PROBLEM TO SOLVE>
Copy the records below exactly as they are written.
START DATASET EXCERPTS
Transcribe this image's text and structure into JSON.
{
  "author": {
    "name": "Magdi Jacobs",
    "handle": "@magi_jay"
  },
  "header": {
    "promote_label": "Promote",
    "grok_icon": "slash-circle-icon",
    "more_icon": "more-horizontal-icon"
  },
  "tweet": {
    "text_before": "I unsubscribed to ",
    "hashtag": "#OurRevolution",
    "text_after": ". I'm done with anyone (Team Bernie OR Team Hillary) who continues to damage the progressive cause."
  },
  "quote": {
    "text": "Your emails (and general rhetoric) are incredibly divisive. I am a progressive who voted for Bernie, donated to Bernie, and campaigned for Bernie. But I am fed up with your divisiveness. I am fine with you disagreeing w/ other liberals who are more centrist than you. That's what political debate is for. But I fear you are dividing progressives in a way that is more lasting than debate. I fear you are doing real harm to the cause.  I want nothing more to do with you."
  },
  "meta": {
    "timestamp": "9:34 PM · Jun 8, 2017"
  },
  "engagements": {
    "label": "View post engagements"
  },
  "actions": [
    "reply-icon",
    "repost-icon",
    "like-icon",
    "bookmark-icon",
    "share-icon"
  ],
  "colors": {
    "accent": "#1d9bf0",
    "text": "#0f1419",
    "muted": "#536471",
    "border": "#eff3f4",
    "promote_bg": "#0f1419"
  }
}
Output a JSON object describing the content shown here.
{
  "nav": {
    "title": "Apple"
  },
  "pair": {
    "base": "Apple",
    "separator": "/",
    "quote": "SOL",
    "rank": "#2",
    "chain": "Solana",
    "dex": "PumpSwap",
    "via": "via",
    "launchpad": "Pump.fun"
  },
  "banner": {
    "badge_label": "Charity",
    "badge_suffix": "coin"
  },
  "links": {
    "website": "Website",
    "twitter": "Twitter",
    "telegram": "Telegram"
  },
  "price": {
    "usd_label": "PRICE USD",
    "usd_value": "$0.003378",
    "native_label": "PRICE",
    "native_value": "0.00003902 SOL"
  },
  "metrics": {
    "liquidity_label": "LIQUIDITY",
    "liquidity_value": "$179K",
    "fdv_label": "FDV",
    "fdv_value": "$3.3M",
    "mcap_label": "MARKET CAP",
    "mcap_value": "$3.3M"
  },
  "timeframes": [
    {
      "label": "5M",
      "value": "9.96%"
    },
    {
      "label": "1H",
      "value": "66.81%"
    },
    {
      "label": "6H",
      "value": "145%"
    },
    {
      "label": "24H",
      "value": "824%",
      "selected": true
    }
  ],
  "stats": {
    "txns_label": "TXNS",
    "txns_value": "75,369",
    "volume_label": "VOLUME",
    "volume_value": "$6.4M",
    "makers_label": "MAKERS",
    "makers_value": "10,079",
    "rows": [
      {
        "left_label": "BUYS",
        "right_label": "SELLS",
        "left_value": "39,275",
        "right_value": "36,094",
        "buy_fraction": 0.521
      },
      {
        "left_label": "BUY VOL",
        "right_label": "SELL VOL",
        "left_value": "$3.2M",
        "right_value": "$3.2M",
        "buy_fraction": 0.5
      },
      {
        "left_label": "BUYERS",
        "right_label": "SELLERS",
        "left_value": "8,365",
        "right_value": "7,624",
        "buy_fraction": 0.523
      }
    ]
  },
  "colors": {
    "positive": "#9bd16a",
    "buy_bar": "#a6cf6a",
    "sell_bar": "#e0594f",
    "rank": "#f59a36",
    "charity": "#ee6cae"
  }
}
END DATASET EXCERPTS
EXERCISE RESPONSE>
Transcribe this image's text and structure into JSON.
{
  "author": {
    "name": "Magdi Jacobs",
    "handle": "@magi_jay"
  },
  "header": {
    "promote_label": "Promote",
    "grok_icon": "slash-circle-icon",
    "more_icon": "more-horizontal-icon"
  },
  "tweet": {
    "text_before": "I unsubscribed to ",
    "hashtag": "#OurRevolution",
    "text_after": ". I'm done with anyone (Team Bernie OR Team Hillary) who continues to damage the progressive cause."
  },
  "quote": {
    "text": "Your emails (and general rhetoric) are incredibly divisive. I am a progressive who voted for Bernie, donated to Bernie, and campaigned for Bernie. But I am fed up with your divisiveness. I am fine with you disagreeing w/ other liberals who are more centrist than you. That's what political debate is for. But I fear you are dividing progressives in a way that is more lasting than debate. I fear you are doing real harm to the cause.  I want nothing more to do with you."
  },
  "meta": {
    "timestamp": "9:34 PM · Jun 8, 2017"
  },
  "engagements": {
    "label": "View post engagements"
  },
  "actions": [
    "reply-icon",
    "repost-icon",
    "like-icon",
    "bookmark-icon",
    "share-icon"
  ],
  "colors": {
    "accent": "#1d9bf0",
    "text": "#0f1419",
    "muted": "#536471",
    "border": "#eff3f4",
    "promote_bg": "#0f1419"
  }
}
Output a JSON object describing the content shown here.
{
  "nav": {
    "title": "Apple"
  },
  "pair": {
    "base": "Apple",
    "separator": "/",
    "quote": "SOL",
    "rank": "#2",
    "chain": "Solana",
    "dex": "PumpSwap",
    "via": "via",
    "launchpad": "Pump.fun"
  },
  "banner": {
    "badge_label": "Charity",
    "badge_suffix": "coin"
  },
  "links": {
    "website": "Website",
    "twitter": "Twitter",
    "telegram": "Telegram"
  },
  "price": {
    "usd_label": "PRICE USD",
    "usd_value": "$0.003378",
    "native_label": "PRICE",
    "native_value": "0.00003902 SOL"
  },
  "metrics": {
    "liquidity_label": "LIQUIDITY",
    "liquidity_value": "$179K",
    "fdv_label": "FDV",
    "fdv_value": "$3.3M",
    "mcap_label": "MARKET CAP",
    "mcap_value": "$3.3M"
  },
  "timeframes": [
    {
      "label": "5M",
      "value": "9.96%"
    },
    {
      "label": "1H",
      "value": "66.81%"
    },
    {
      "label": "6H",
      "value": "145%"
    },
    {
      "label": "24H",
      "value": "824%",
      "selected": true
    }
  ],
  "stats": {
    "txns_label": "TXNS",
    "txns_value": "75,369",
    "volume_label": "VOLUME",
    "volume_value": "$6.4M",
    "makers_label": "MAKERS",
    "makers_value": "10,079",
    "rows": [
      {
        "left_label": "BUYS",
        "right_label": "SELLS",
        "left_value": "39,275",
        "right_value": "36,094",
        "buy_fraction": 0.521
      },
      {
        "left_label": "BUY VOL",
        "right_label": "SELL VOL",
        "left_value": "$3.2M",
        "right_value": "$3.2M",
        "buy_fraction": 0.5
      },
      {
        "left_label": "BUYERS",
        "right_label": "SELLERS",
        "left_value": "8,365",
        "right_value": "7,624",
        "buy_fraction": 0.523
      }
    ]
  },
  "colors": {
    "positive": "#9bd16a",
    "buy_bar": "#a6cf6a",
    "sell_bar": "#e0594f",
    "rank": "#f59a36",
    "charity": "#ee6cae"
  }
}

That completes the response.